DATA Block Start
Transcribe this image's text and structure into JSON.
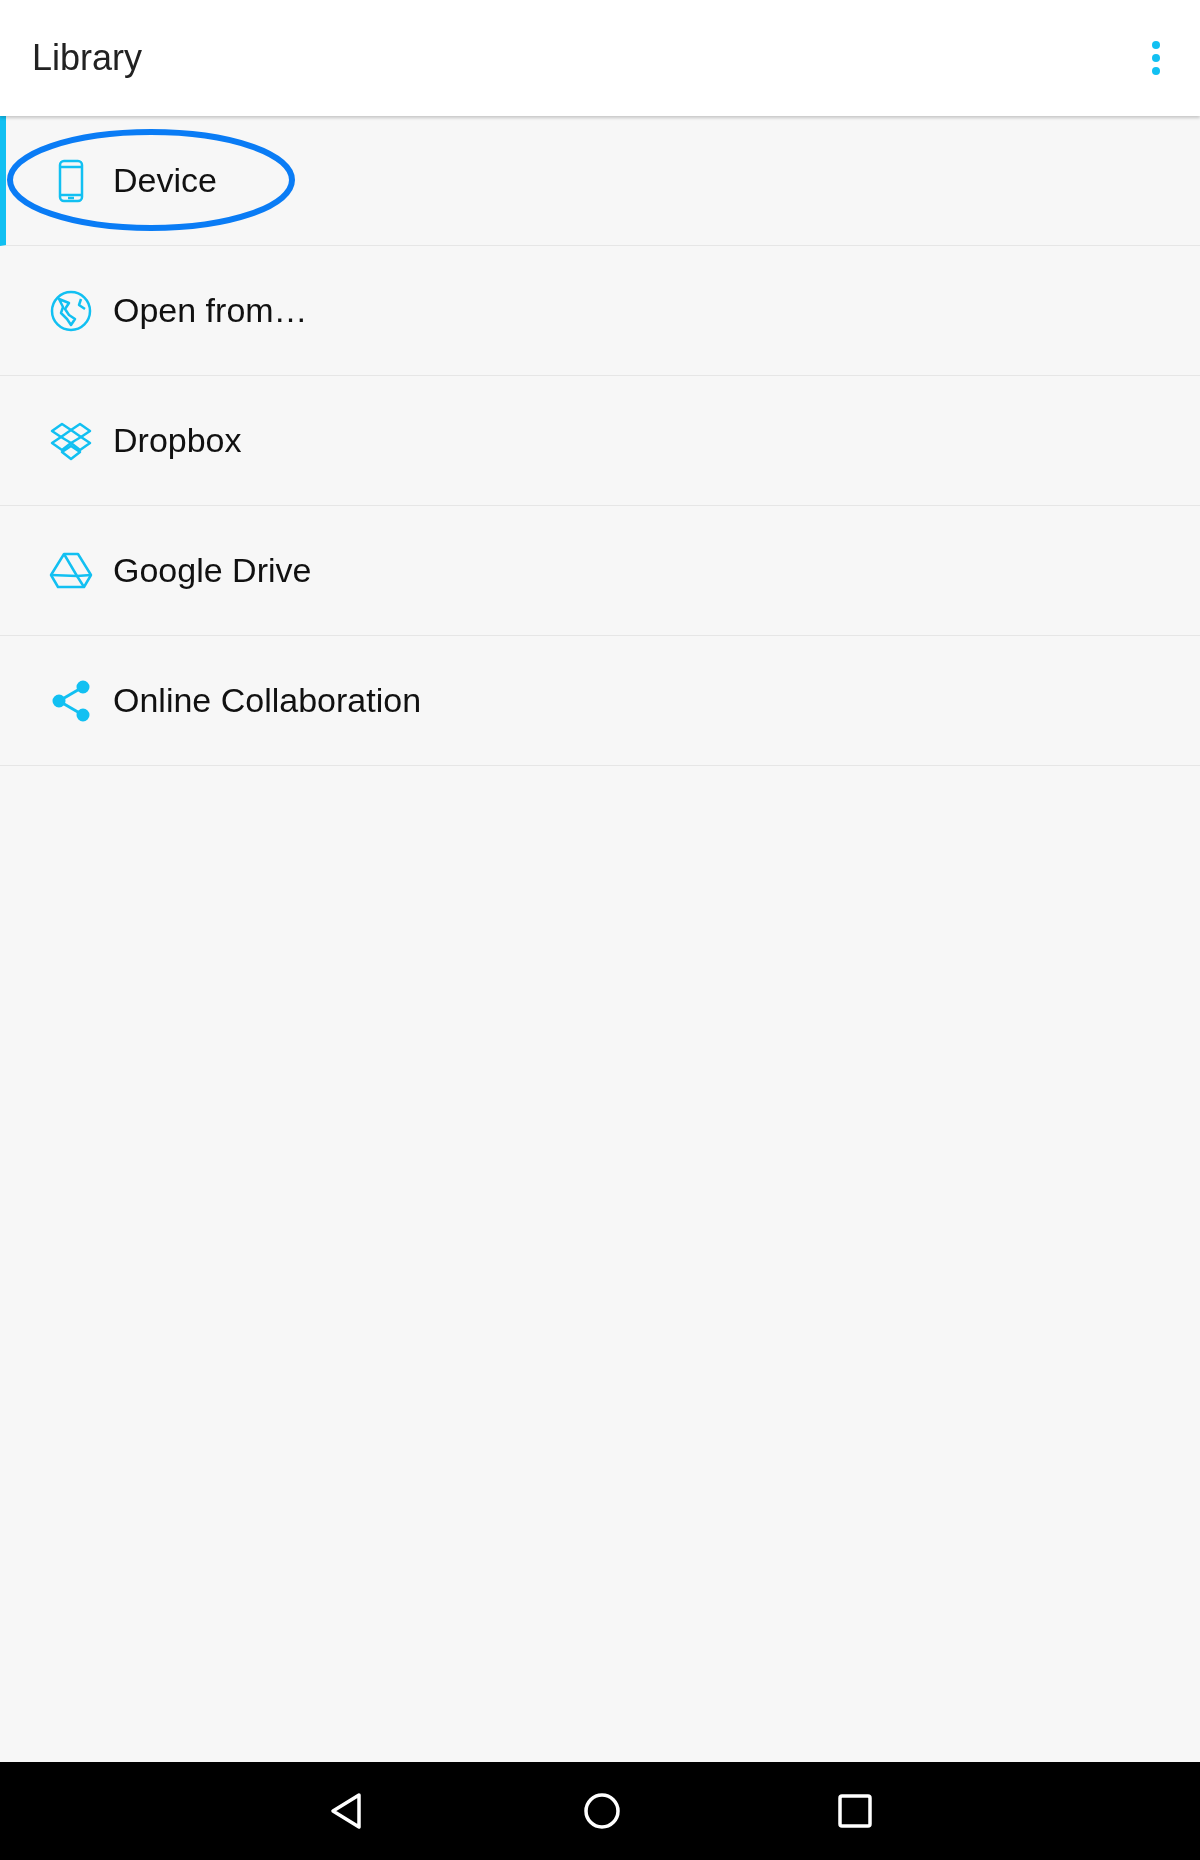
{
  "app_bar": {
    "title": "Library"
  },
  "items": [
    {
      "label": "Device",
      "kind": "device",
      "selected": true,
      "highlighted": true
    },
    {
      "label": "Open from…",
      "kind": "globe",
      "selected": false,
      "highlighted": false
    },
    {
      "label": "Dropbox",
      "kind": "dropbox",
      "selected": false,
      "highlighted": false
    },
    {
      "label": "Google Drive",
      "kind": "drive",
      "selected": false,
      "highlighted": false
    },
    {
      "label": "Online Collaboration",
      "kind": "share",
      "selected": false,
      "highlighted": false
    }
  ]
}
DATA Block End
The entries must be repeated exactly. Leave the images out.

--- EXERCISE RESPONSE ---
Transcribe this image's text and structure into JSON.
{
  "app_bar": {
    "title": "Library"
  },
  "items": [
    {
      "label": "Device",
      "kind": "device",
      "selected": true,
      "highlighted": true
    },
    {
      "label": "Open from…",
      "kind": "globe",
      "selected": false,
      "highlighted": false
    },
    {
      "label": "Dropbox",
      "kind": "dropbox",
      "selected": false,
      "highlighted": false
    },
    {
      "label": "Google Drive",
      "kind": "drive",
      "selected": false,
      "highlighted": false
    },
    {
      "label": "Online Collaboration",
      "kind": "share",
      "selected": false,
      "highlighted": false
    }
  ]
}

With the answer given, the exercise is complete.